After a few weeks of trying out Jetpack Compose and SwiftUI, the declarative UI toolkits introduced by Google and Apple this year, I have a couple of notable similarities and differences in the two toolkits, as at today.
I understand it is weird to compare two ideas coming from two different platforms, but since they both appear to originate from the same thinking box and they both solve similar problems, I will let it pass. It is not a thug of war between Jetpack Compose and SwiftUI, just comparison.
So, shall we?
Jetpack compose requires Android Studio 4.0 and API level 21 while SwiftUI requires Xcode 11 and iOS 13. Well, that sounds simple but it’s not. Xcode 11 is over 7gb while Android Studio is just a little above 1gb in size. iOS 13 as a constraint is a bit crazy, but then we know Apple for that. API level 21 for android is still very much considerable. Right?
SwiftUI does what I can refer to as ‘Hot Reload’. Your changes reflect on the preview canvas immediately without you refreshing. Jetpack compose, on the other hand, requires you to click a refresh button after making changes. I really hope this is fixed soon.
SwiftUI provides multiple ways of modifying your views, through code, inspector or the canvas itself, all always in sync. Meaning, if I modify something on the canvas or in the inspector, it automatically generates the corresponding code for me, and vice-versa. With Jetpack compose, you have just your composable functions to modify your views from. So sorry.
Readability of Souce Code
Text, Button, etc which are in-built components of Jetpack compose are basically built out of composable functions also, which makes it easy to go down into the source code and see how each param is listed and how they work. In-built views in SwiftUI came about in a similar way, called Primitive views, however with less readable source code. Eew!
Auto-generation of Previews
Previews for SwiftUI views are automatically generated when you create a new ‘SwiftUI View’ and are named based on the name of your view, so less possibility of similar preview naming and better readability. Jetpack Compose also create composable preview functions for you, which is cool. But uses a certain paradigm; creates preview functions with the “DefaultPreview” and in a case where one exists, it appends numbers (1,2,3,…) to the name, which is umm okay (you can rename it), but can be made better.
Both Jetpack Compose and SwiftUI can show multiple previews at the same time, which is really nice. Say you want to preview your views in both light and dark mode or you will like to see your views with the font scaled. Kudos to the teams.
SwiftUI Live Preview is a blessing! You don’t want to have to run on a simulator to simulate a button click or any other interaction with the views right? Yeah, that’s what Live Preview brings about.
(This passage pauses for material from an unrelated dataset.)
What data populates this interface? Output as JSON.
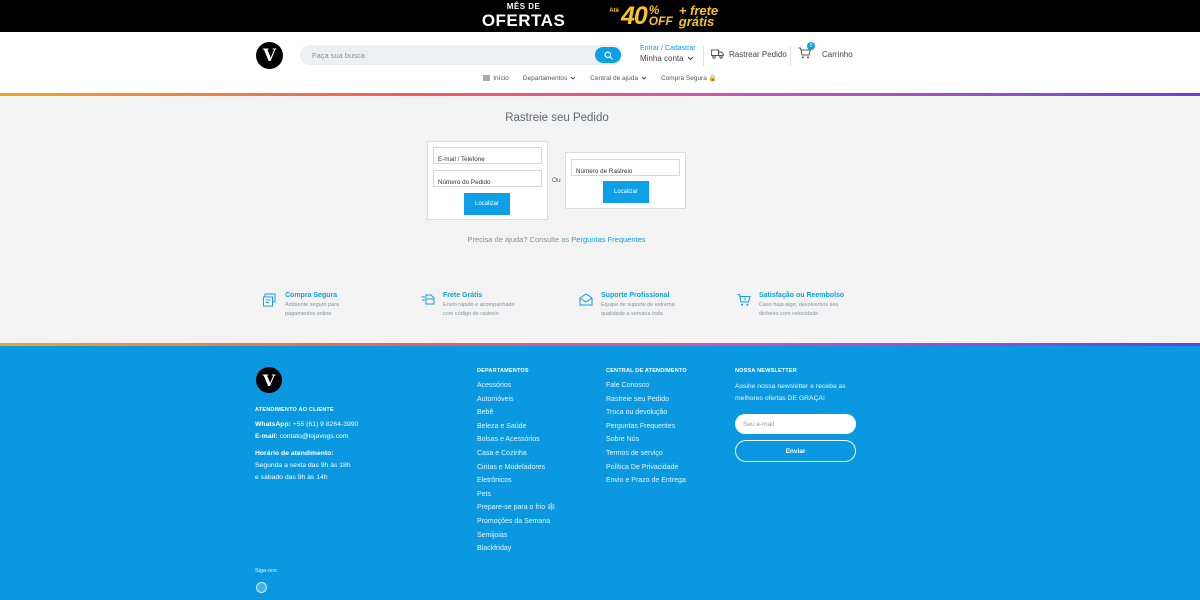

In case you don’t know, Live Preview enables you to interact with the views right in your IDE without having to run the app on a simulator. So cool. You can’t do that with Jetpack Compose for now. I don’t know if that is coming soon, but I really hope so.
Both Jetpack Compose and SwiftUI make use of the word, “Compose”. Lol yeah. Glad I can use the word to express myself in both, like “Have you composed the Button?”, “After composing the Card, you can place it together with the Text in a ZStack”. Cool right?
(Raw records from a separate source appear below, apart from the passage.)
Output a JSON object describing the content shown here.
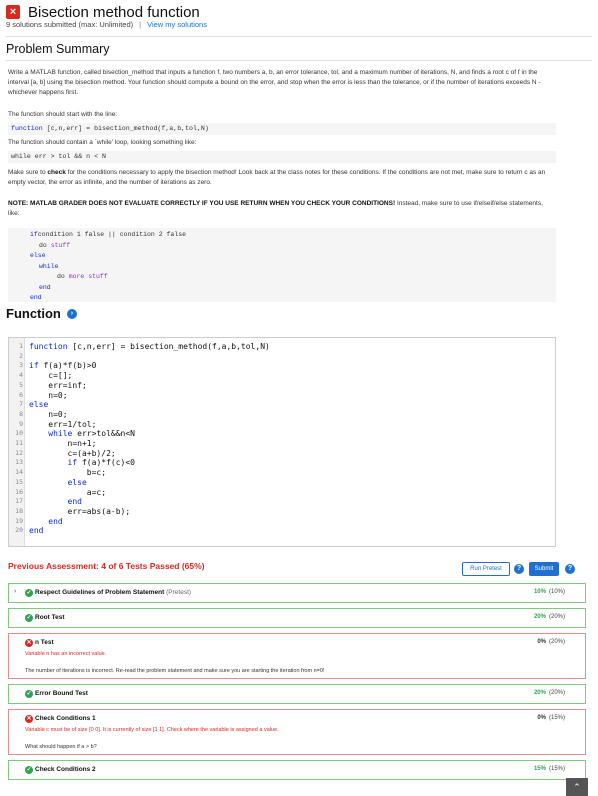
{
  "header": {
    "title": "Bisection method function",
    "submitted": "9 solutions submitted (max: Unlimited)",
    "separator": "|",
    "view_link": "View my solutions"
  },
  "summary": {
    "heading": "Problem Summary",
    "p1": "Write a MATLAB function, called bisection_method that inputs a function f, two numbers a, b, an error tolerance, tol, and a maximum number of iterations, N, and finds a root c of f in the interval [a, b] using the bisection method. Your function should compute a bound on the error, and stop when the error is less than the tolerance, or if the number of iterations exceeds N - whichever happens first.",
    "p2": "The function should start with the line:",
    "code1_kw": "function",
    "code1_rest": " [c,n,err] = bisection_method(f,a,b,tol,N)",
    "p3": "The function should contain a `while' loop, looking something like:",
    "code2": "while err > tol && n < N",
    "p4_a": "Make sure to ",
    "p4_b": "check",
    "p4_c": " for the conditions necessary to apply the bisection method! Look back at the class notes for these conditions. If the conditions are not met, make sure to return c as an empty vector, the error as infinite, and the number of iterations as zero.",
    "p5_bold": "NOTE: MATLAB GRADER DOES NOT EVALUATE CORRECTLY IF YOU USE RETURN WHEN YOU  CHECK YOUR CONDITIONS!",
    "p5_rest": " Instead, make sure to use if/elseif/else statements, like:",
    "pre_lines": [
      {
        "indent": 0,
        "parts": [
          [
            "kw",
            "if"
          ],
          [
            "",
            "condition 1 false || condition 2 false"
          ]
        ]
      },
      {
        "indent": 2,
        "parts": [
          [
            "",
            "do "
          ],
          [
            "str",
            "stuff"
          ]
        ]
      },
      {
        "indent": 0,
        "parts": [
          [
            "kw",
            "else"
          ]
        ]
      },
      {
        "indent": 2,
        "parts": [
          [
            "kw",
            "while"
          ]
        ]
      },
      {
        "indent": 6,
        "parts": [
          [
            "",
            "do "
          ],
          [
            "str",
            "more stuff"
          ]
        ]
      },
      {
        "indent": 2,
        "parts": [
          [
            "kw",
            "end"
          ]
        ]
      },
      {
        "indent": 0,
        "parts": [
          [
            "kw",
            "end"
          ]
        ]
      }
    ]
  },
  "function_section": {
    "heading": "Function",
    "code": [
      {
        "n": "1",
        "t": [
          [
            "kw",
            "function"
          ],
          [
            "",
            " [c,n,err] = bisection_method(f,a,b,tol,N)"
          ]
        ]
      },
      {
        "n": "2",
        "t": []
      },
      {
        "n": "3",
        "t": [
          [
            "kw",
            "if"
          ],
          [
            "",
            " f(a)*f(b)>0"
          ]
        ]
      },
      {
        "n": "4",
        "t": [
          [
            "",
            "    c=[];"
          ]
        ]
      },
      {
        "n": "5",
        "t": [
          [
            "",
            "    err=inf;"
          ]
        ]
      },
      {
        "n": "6",
        "t": [
          [
            "",
            "    n=0;"
          ]
        ]
      },
      {
        "n": "7",
        "t": [
          [
            "kw",
            "else"
          ]
        ]
      },
      {
        "n": "8",
        "t": [
          [
            "",
            "    n=0;"
          ]
        ]
      },
      {
        "n": "9",
        "t": [
          [
            "",
            "    err=1/tol;"
          ]
        ]
      },
      {
        "n": "10",
        "t": [
          [
            "",
            "    "
          ],
          [
            "kw",
            "while"
          ],
          [
            "",
            " err>tol&&n<N"
          ]
        ]
      },
      {
        "n": "11",
        "t": [
          [
            "",
            "        n=n+1;"
          ]
        ]
      },
      {
        "n": "12",
        "t": [
          [
            "",
            "        c=(a+b)/2;"
          ]
        ]
      },
      {
        "n": "13",
        "t": [
          [
            "",
            "        "
          ],
          [
            "kw",
            "if"
          ],
          [
            "",
            " f(a)*f(c)<0"
          ]
        ]
      },
      {
        "n": "14",
        "t": [
          [
            "",
            "            b=c;"
          ]
        ]
      },
      {
        "n": "15",
        "t": [
          [
            "",
            "        "
          ],
          [
            "kw",
            "else"
          ]
        ]
      },
      {
        "n": "16",
        "t": [
          [
            "",
            "            a=c;"
          ]
        ]
      },
      {
        "n": "17",
        "t": [
          [
            "",
            "        "
          ],
          [
            "kw",
            "end"
          ]
        ]
      },
      {
        "n": "18",
        "t": [
          [
            "",
            "        err=abs(a-b);"
          ]
        ]
      },
      {
        "n": "19",
        "t": [
          [
            "",
            "    "
          ],
          [
            "kw",
            "end"
          ]
        ]
      },
      {
        "n": "20",
        "t": [
          [
            "kw",
            "end"
          ]
        ]
      }
    ]
  },
  "assessment": {
    "heading": "Previous Assessment: 4 of 6 Tests Passed (65%)",
    "run_pretest": "Run Pretest",
    "submit": "Submit",
    "tests": [
      {
        "name": "Respect Guidelines of Problem Statement",
        "tag": "(Pretest)",
        "status": "pass",
        "score": "10%",
        "weight": "(10%)",
        "chevron": true
      },
      {
        "name": "Root Test",
        "tag": "",
        "status": "pass",
        "score": "20%",
        "weight": "(20%)"
      },
      {
        "name": "n Test",
        "tag": "",
        "status": "fail",
        "score": "0%",
        "weight": "(20%)",
        "error": "Variable n has an incorrect value.",
        "message": "The number of iterations is incorrect. Re-read the problem statement and make sure you are starting the iteration from n=0!"
      },
      {
        "name": "Error Bound Test",
        "tag": "",
        "status": "pass",
        "score": "20%",
        "weight": "(20%)"
      },
      {
        "name": "Check Conditions 1",
        "tag": "",
        "status": "fail",
        "score": "0%",
        "weight": "(15%)",
        "error": "Variable c must be of size [0 0]. It is currently of size [1 1]. Check where the variable is assigned a value.",
        "message": "What should happen if a > b?"
      },
      {
        "name": "Check Conditions 2",
        "tag": "",
        "status": "pass",
        "score": "15%",
        "weight": "(15%)"
      }
    ]
  },
  "colors": {
    "accent": "#1f6fd0",
    "error": "#d9281e",
    "pass": "#2ea44f",
    "keyword": "#0b29d8",
    "string": "#a020f0"
  }
}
Drag and Drop
Ah yes, one more thing. With SwiftUI you can still drag and drop views from the Library into your code or into the canvas. Cool! Unfortunately, Jetpack compose doesn’t have support for such, you have to write everything in code. Not bad, just…you know.
All said and done, both toolkits are really cool and will transform the way we develop our apps. Lots of updates are still being added to the platforms. Watch out for more. There is a lot to learn!